▸ **SOURCE DATA**:

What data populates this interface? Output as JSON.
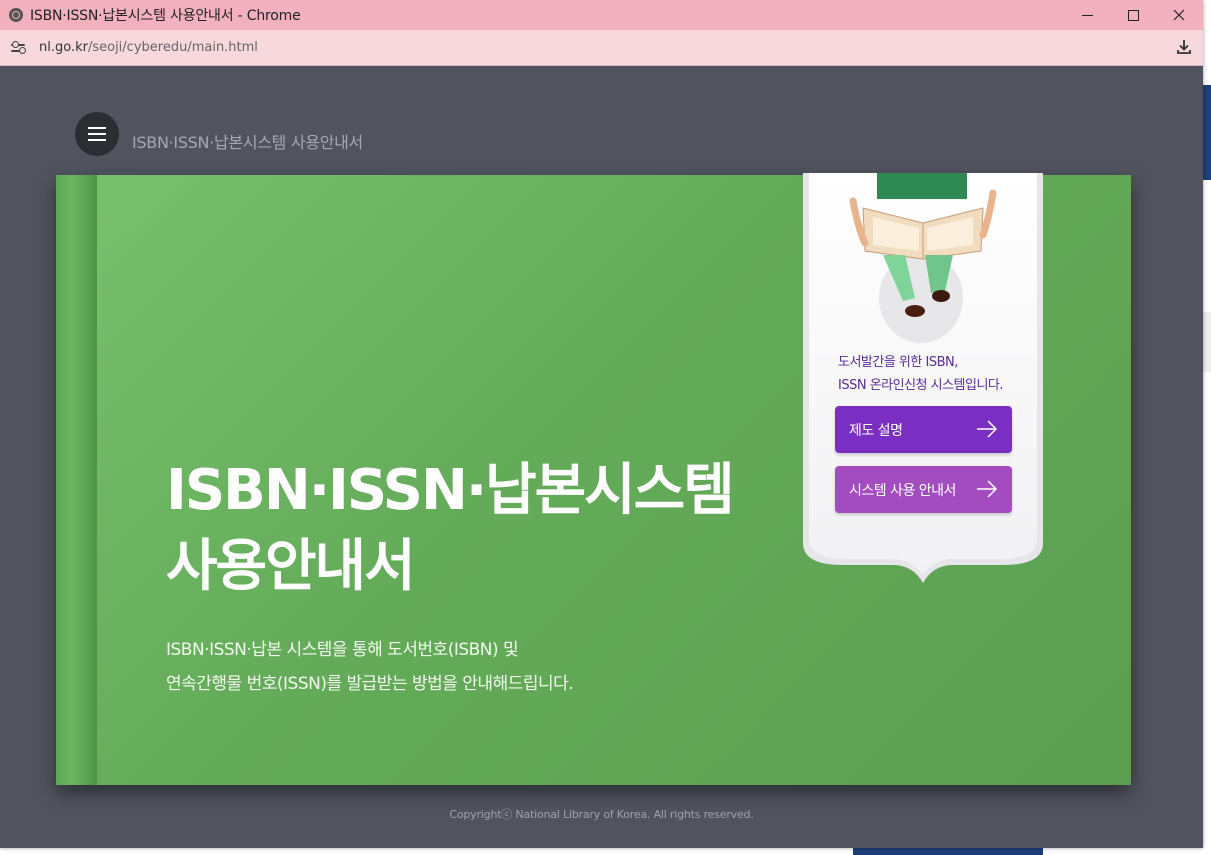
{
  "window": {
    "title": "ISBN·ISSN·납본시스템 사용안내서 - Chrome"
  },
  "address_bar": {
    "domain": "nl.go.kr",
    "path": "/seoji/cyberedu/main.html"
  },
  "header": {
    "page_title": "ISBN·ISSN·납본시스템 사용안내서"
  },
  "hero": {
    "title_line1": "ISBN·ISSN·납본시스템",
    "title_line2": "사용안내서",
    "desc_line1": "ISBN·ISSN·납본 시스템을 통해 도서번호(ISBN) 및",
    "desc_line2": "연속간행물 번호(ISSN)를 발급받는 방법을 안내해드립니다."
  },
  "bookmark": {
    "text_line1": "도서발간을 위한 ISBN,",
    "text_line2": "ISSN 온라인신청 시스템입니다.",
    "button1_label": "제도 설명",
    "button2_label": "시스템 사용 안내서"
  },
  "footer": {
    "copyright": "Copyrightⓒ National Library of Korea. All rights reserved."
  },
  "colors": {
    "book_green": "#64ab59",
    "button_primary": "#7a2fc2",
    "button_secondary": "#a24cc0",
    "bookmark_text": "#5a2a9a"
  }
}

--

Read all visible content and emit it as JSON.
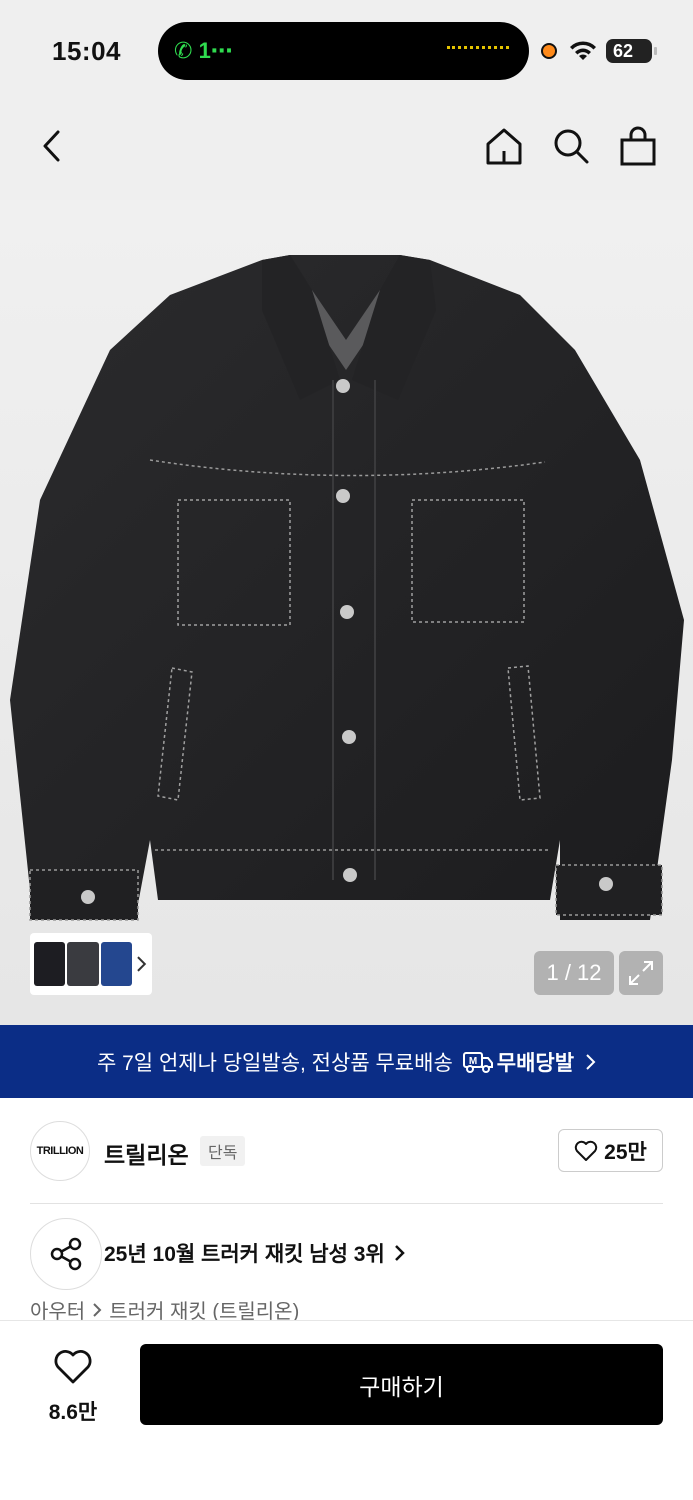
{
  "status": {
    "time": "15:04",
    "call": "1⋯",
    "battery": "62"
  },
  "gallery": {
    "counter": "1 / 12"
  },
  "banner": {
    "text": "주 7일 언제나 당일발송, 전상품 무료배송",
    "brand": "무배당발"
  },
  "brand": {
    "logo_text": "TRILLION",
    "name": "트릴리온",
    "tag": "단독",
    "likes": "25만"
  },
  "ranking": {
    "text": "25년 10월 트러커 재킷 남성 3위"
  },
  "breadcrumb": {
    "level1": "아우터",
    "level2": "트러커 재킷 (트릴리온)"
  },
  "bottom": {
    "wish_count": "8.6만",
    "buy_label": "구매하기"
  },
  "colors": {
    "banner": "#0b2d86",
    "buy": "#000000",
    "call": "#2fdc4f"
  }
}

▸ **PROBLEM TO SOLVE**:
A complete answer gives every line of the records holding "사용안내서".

▸ **WRITTEN RESPONSE**:
    "title": "ISBN·ISSN·납본시스템 사용안내서 - Chrome"
    "page_title": "ISBN·ISSN·납본시스템 사용안내서"
    "title_line2": "사용안내서",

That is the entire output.